Of all the money the city will spend in 2019, about $17.5 million will be on capital projects.
Capital projects are those that contain assets and infrastructure that belong to the city, such as property and facilities, sewer lines, roads, parking lots, vehicles and other equipment used to maintain the city’s infrastructure, such as lawnmowers and snow removal equipment.
While the city has several large projects currently on the go that will continue into 2019, such as the waterfront sewer forcemain upgrade taking place between Pier Street and 1st Avenue on the Old Island Highway and the Larwood-Erickson sewer upgrade happening in Willow Point, next year will see several new large-scale projects begin, as well.
These projects were confirmed by council during financial planning deliberations this week.
The largest of these expenses will be the $3 million worth of work on Phase 3 of the Highway 19A improvement project, which will continue the improvements along the waterfront that have been taking place over the past several years, but next year will also see a $590,000 investment into the rehabilitation of Centennial Pool.
“The outdoor pool has been experiencing ongoing leakage for many years,” reads the financial plan’s justification for the expenditure, and in order to fix that leak – which has been estimated to be between 40,000 and 60,000 litres per day – the tiled upper gutter and wall assembly needs a complete rebuild.
“Island Health has already provided direction that the pool will not receive its operating permit for 2019 if the leak is not repaired,” the report says.
The pool also needs a new boiler, as the one in use is 21 years old and failure of the boiler would mean at least a partial – if not complete – cancellation of the pool’s operating season.
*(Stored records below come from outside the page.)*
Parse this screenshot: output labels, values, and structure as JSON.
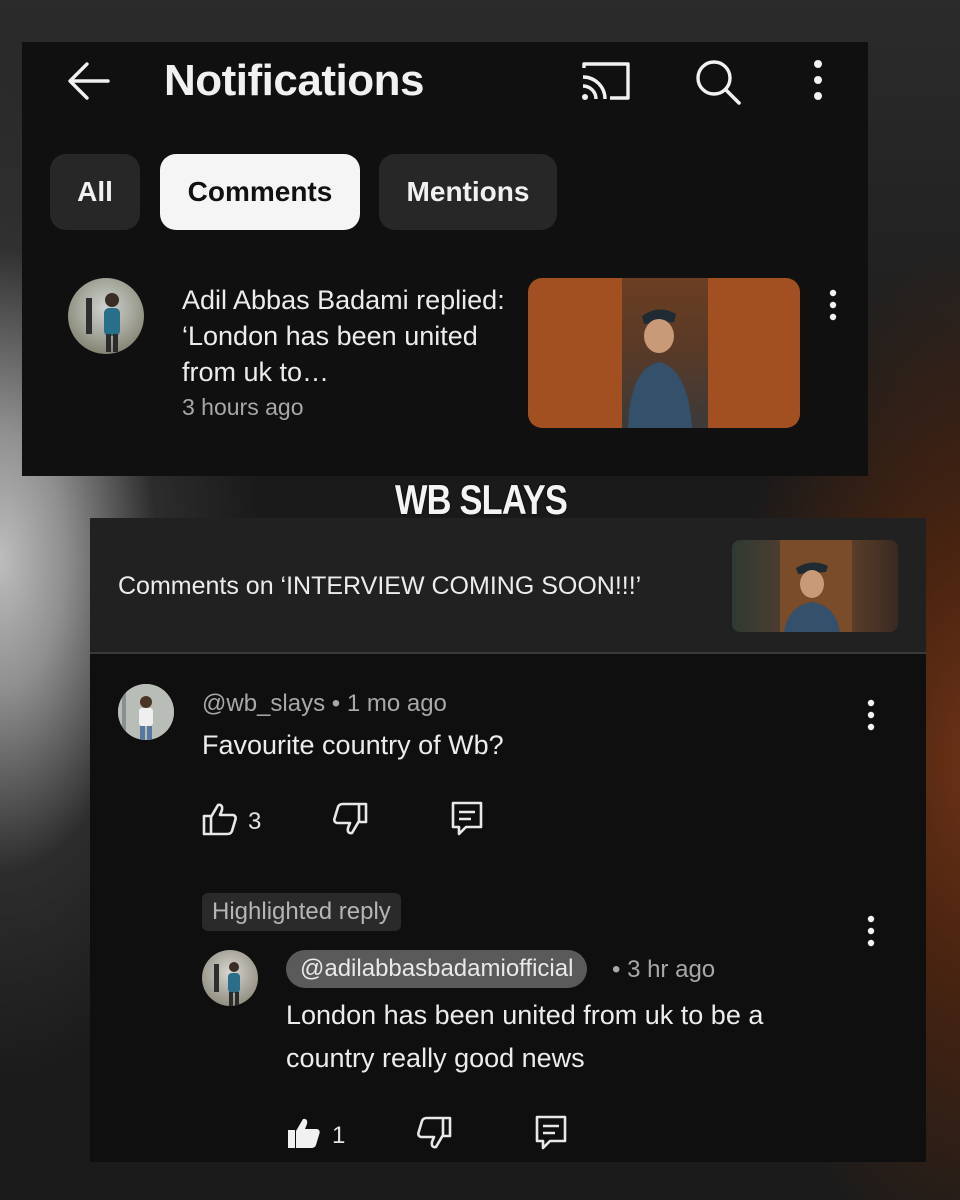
{
  "notifications_panel": {
    "title": "Notifications",
    "icons": [
      "back-arrow-icon",
      "cast-icon",
      "search-icon",
      "more-vert-icon"
    ],
    "chips": [
      {
        "label": "All",
        "active": false
      },
      {
        "label": "Comments",
        "active": true
      },
      {
        "label": "Mentions",
        "active": false
      }
    ],
    "notification": {
      "text": "Adil Abbas Badami replied: ‘London has been united from uk to…",
      "time": "3 hours ago"
    }
  },
  "watermark": "WB SLAYS",
  "comments_panel": {
    "header": "Comments on ‘INTERVIEW COMING SOON!!!’",
    "comment": {
      "handle": "@wb_slays",
      "time": "• 1 mo ago",
      "text": "Favourite country of Wb?",
      "likes": "3"
    },
    "reply": {
      "badge": "Highlighted reply",
      "handle": "@adilabbasbadamiofficial",
      "time": "• 3 hr ago",
      "text": "London has been united from uk to be a country really good news",
      "likes": "1"
    }
  },
  "colors": {
    "panel_bg": "#101010",
    "chip_bg": "#272727",
    "chip_active_bg": "#f5f5f5",
    "thumb_accent": "#a24f22",
    "text_primary": "#ececec",
    "text_secondary": "#a8a8a8"
  }
}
The capital project section of next year’s budget also contains $775,000 worth of vehicle replacements to revitalize the city’s operations, airport and light-duty fire fleet.
Four regular-duty pickup trucks for the wastewater, roads and parks departments are at end-of-life, as is a 2009 Kubota mower and a 1995 loader at the airport will all be replaced. A 2005 pickup truck and 1984 dump truck at the airport will be replaced by a single mini dump truck.
The budget also contains $355,000 for pedestrian upgrades for Willis Road, continuing the improvements already being done in the area, widening the paved shoulder and making stormwater improvements.
In an attempt to begin addressing the Dogwood corridor, council has also set aside $200,000 for a transit pullout at Carihi Secondary to allow city buses to pull out of the main northbound flow of traffic, much like the one already installed southbound at Strathcona Gardens.
But what’s on many people’s minds is likely the potential of a roundabout being installed at the entrance of the Maritime Heritage Centre (MHC).
While council has set aside $500,000 next year for work on the entrance, the final design of what that intersection will look like has not yet been confirmed.
“This will be coming back to council on what the latest plan is,” Mayor Andy Adams said in discussing the project’s budget. “What this amount of $500,000 is for is for the MHC entrance improvements, which could still be a variety of forms.”
The capital projects section of the budget also contains $500,000 for asphalt overlays, $300,000 for drainage improvements, $200,000 for downtown storm mitigation projects, $125,000 worth of structural work on the Discovery Pier and the beginning of some major work to take place on the Sportsplex, to the tune of $250,000. Another $2.2 million is scheduled to go into the Sportsplex in 2020.